*Data records*
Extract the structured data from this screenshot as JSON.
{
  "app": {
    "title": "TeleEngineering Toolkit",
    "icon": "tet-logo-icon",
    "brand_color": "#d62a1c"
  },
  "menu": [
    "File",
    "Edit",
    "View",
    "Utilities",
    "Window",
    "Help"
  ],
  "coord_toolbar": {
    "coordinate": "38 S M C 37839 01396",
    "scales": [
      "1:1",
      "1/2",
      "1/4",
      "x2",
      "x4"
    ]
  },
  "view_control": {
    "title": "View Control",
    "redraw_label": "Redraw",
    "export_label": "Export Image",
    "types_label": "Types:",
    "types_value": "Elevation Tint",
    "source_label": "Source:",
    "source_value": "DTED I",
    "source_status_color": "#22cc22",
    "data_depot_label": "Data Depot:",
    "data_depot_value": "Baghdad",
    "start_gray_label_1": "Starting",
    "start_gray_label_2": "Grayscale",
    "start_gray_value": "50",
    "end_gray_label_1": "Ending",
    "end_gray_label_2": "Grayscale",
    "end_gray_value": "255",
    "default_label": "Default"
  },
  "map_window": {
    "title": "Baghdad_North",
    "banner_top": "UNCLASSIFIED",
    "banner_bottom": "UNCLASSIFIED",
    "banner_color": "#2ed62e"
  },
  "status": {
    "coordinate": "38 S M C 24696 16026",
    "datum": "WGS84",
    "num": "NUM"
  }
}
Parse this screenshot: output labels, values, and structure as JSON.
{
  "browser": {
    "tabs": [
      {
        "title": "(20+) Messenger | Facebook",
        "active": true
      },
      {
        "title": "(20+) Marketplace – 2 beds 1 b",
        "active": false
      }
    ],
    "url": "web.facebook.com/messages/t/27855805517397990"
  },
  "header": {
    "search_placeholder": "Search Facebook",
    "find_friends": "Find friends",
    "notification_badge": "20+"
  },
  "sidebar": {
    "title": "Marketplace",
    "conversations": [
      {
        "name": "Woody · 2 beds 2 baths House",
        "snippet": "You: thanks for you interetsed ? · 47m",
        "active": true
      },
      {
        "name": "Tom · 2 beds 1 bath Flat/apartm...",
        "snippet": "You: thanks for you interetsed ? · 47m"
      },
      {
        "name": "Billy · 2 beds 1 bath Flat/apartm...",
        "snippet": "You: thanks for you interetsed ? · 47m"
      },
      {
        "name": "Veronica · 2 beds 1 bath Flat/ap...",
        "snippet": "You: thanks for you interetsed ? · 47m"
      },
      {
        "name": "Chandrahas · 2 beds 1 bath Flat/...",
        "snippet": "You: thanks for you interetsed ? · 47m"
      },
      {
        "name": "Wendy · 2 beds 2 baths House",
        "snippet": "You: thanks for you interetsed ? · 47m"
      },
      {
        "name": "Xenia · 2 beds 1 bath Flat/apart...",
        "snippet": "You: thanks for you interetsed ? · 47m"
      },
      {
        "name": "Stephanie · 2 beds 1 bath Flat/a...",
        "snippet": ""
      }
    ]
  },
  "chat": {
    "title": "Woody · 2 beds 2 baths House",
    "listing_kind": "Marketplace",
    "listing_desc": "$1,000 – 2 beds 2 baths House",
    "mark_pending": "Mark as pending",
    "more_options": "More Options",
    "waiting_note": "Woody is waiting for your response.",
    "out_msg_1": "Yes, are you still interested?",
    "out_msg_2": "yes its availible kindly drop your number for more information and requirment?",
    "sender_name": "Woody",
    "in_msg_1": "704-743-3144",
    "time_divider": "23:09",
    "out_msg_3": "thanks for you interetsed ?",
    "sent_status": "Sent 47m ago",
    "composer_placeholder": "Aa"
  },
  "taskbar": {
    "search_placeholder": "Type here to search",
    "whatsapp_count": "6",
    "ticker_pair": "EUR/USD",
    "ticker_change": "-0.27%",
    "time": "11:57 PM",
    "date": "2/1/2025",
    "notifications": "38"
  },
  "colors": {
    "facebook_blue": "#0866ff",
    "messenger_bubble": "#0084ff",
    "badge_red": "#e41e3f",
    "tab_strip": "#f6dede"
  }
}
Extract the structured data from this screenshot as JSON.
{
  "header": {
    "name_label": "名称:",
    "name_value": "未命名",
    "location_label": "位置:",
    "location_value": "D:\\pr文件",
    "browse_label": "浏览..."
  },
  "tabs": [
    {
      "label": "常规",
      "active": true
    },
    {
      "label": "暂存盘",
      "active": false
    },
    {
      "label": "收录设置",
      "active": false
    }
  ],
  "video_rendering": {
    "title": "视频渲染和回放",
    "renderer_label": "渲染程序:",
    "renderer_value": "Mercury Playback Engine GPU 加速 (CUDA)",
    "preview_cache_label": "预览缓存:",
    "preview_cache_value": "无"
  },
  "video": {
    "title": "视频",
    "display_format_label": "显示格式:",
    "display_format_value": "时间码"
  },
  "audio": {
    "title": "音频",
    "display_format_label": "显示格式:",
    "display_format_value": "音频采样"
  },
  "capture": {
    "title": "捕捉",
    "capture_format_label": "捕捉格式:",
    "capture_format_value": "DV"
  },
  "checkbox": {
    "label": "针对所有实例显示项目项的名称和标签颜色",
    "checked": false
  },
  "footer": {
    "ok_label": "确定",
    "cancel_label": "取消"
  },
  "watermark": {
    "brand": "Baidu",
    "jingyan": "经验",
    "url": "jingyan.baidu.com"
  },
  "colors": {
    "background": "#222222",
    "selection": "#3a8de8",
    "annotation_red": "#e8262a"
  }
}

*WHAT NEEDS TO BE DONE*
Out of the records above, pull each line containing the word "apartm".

*TASK SOLUTION*
        "name": "Tom · 2 beds 1 bath Flat/apartm...",
        "name": "Billy · 2 beds 1 bath Flat/apartm...",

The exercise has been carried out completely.